Smartphone trends show that 130,000 devices are remotely wiped through BYOD
A recent study has revealed that these programs are leading gadgets to be wiped as a regular practice.
According to the Fiberlink division at IBM, and a recent data analysis that they have conducted, one of the biggest smartphone trends in BYOD programs is to remotely wipe mobile devices.
This feature is proving itself to be exceptionally popular among enterprise clients who run these programs.
The figures from Fiberlink have shown that among the users of the MaaS360 cloud platform, there are currently an average of 450 mobile devices that are being wiped on a daily basis. This makes the practice a considerable one among smartphone trends in businesses. This platform is based in Pennsylvania and is used for the management of millions of cell phones and other gadgets in enterprises worldwide.
Among smartphone trends in the enterprise community, this has become a sizeable one across all of its verticals.
What the data analysis showed was that while there are many different Mobile Device Management (MDM) features available through the MaaS360, it is the device wiping that has seen some of the largest growth across all of its verticals.
For every three minutes of the day, enterprises are now wiping another device. This means that in the average day, 450 smartphones and tablets are wiped, which represents a massive 130,000 in the last year. Moreover, Fiberlink pointed out that this represents the equivalent of between 10 and 20 percent of the total average device fleet for the firm in the last year.

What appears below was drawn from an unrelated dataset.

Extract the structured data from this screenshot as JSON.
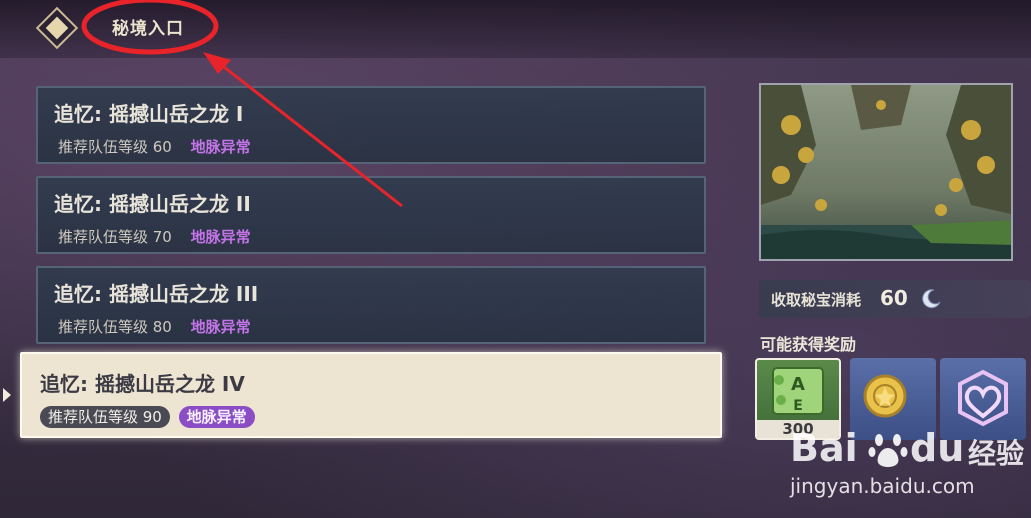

What the firm means when it says that a “wipe” has been conducted, is either of two different activities. The first is a complete wipe, which was the case in about one of every three gadgets that were wiped. The second is a partial wipe, which is made up by the other two out of every three mobile devices.
The smartphone trends showed that approximately half of these remote wipes by businesses occur automatically while the other half is specifically initiated by an administrator. Among the top reasons given for the automatic wiping, the lead was that the gadget has become “jailbroken” (which has to do with Apple smartphones and tablets), as opposed to being lost or stolen.